__Provided data__
= Beginning of Section =
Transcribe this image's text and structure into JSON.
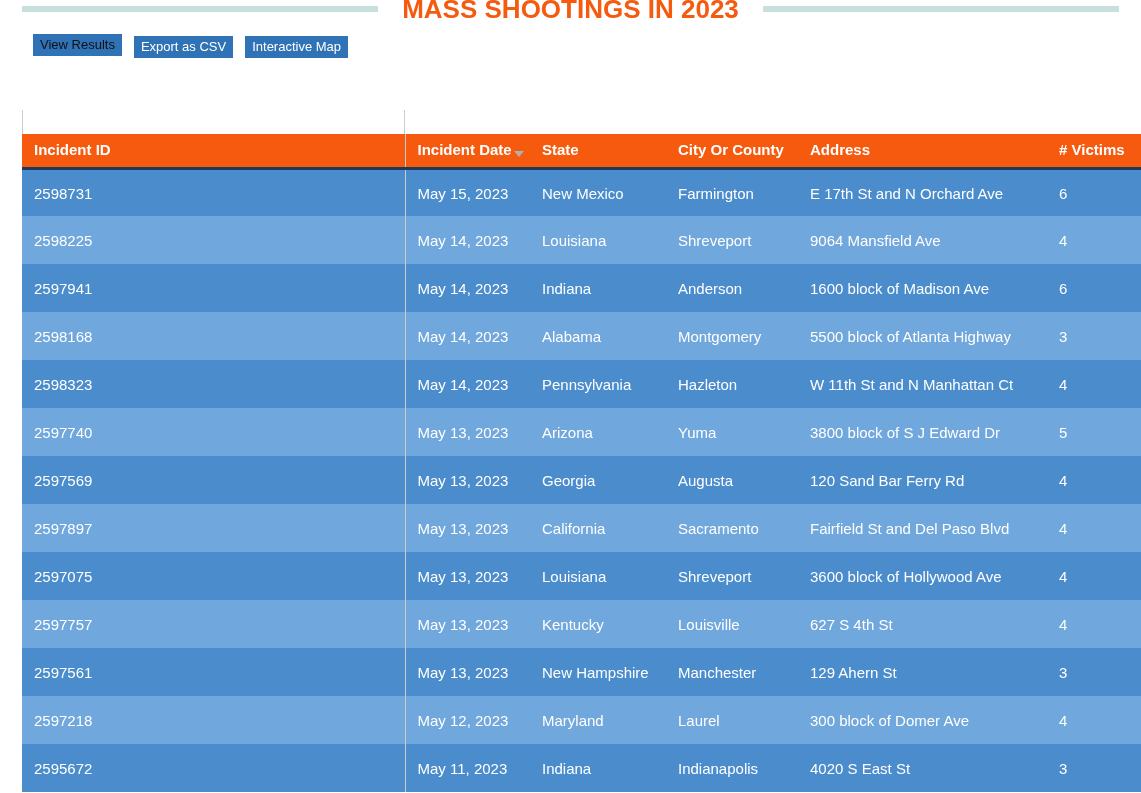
{
  "title": "MASS SHOOTINGS IN 2023",
  "buttons": [
    {
      "label": "View Results",
      "selected": true
    },
    {
      "label": "Export as CSV",
      "selected": false
    },
    {
      "label": "Interactive Map",
      "selected": false
    }
  ],
  "table": {
    "columns": [
      {
        "label": "Incident ID",
        "sorted": false
      },
      {
        "label": "Incident Date",
        "sorted": true
      },
      {
        "label": "State",
        "sorted": false
      },
      {
        "label": "City Or County",
        "sorted": false
      },
      {
        "label": "Address",
        "sorted": false
      },
      {
        "label": "# Victims",
        "sorted": false
      }
    ],
    "rows": [
      [
        "2598731",
        "May 15, 2023",
        "New Mexico",
        "Farmington",
        "E 17th St and N Orchard Ave",
        "6"
      ],
      [
        "2598225",
        "May 14, 2023",
        "Louisiana",
        "Shreveport",
        "9064 Mansfield Ave",
        "4"
      ],
      [
        "2597941",
        "May 14, 2023",
        "Indiana",
        "Anderson",
        "1600 block of Madison Ave",
        "6"
      ],
      [
        "2598168",
        "May 14, 2023",
        "Alabama",
        "Montgomery",
        "5500 block of Atlanta Highway",
        "3"
      ],
      [
        "2598323",
        "May 14, 2023",
        "Pennsylvania",
        "Hazleton",
        "W 11th St and N Manhattan Ct",
        "4"
      ],
      [
        "2597740",
        "May 13, 2023",
        "Arizona",
        "Yuma",
        "3800 block of S J Edward Dr",
        "5"
      ],
      [
        "2597569",
        "May 13, 2023",
        "Georgia",
        "Augusta",
        "120 Sand Bar Ferry Rd",
        "4"
      ],
      [
        "2597897",
        "May 13, 2023",
        "California",
        "Sacramento",
        "Fairfield St and Del Paso Blvd",
        "4"
      ],
      [
        "2597075",
        "May 13, 2023",
        "Louisiana",
        "Shreveport",
        "3600 block of Hollywood Ave",
        "4"
      ],
      [
        "2597757",
        "May 13, 2023",
        "Kentucky",
        "Louisville",
        "627 S 4th St",
        "4"
      ],
      [
        "2597561",
        "May 13, 2023",
        "New Hampshire",
        "Manchester",
        "129 Ahern St",
        "3"
      ],
      [
        "2597218",
        "May 12, 2023",
        "Maryland",
        "Laurel",
        "300 block of Domer Ave",
        "4"
      ],
      [
        "2595672",
        "May 11, 2023",
        "Indiana",
        "Indianapolis",
        "4020 S East St",
        "3"
      ]
    ]
  }
}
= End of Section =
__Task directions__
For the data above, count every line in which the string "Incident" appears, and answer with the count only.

__Solution to the exercise__
2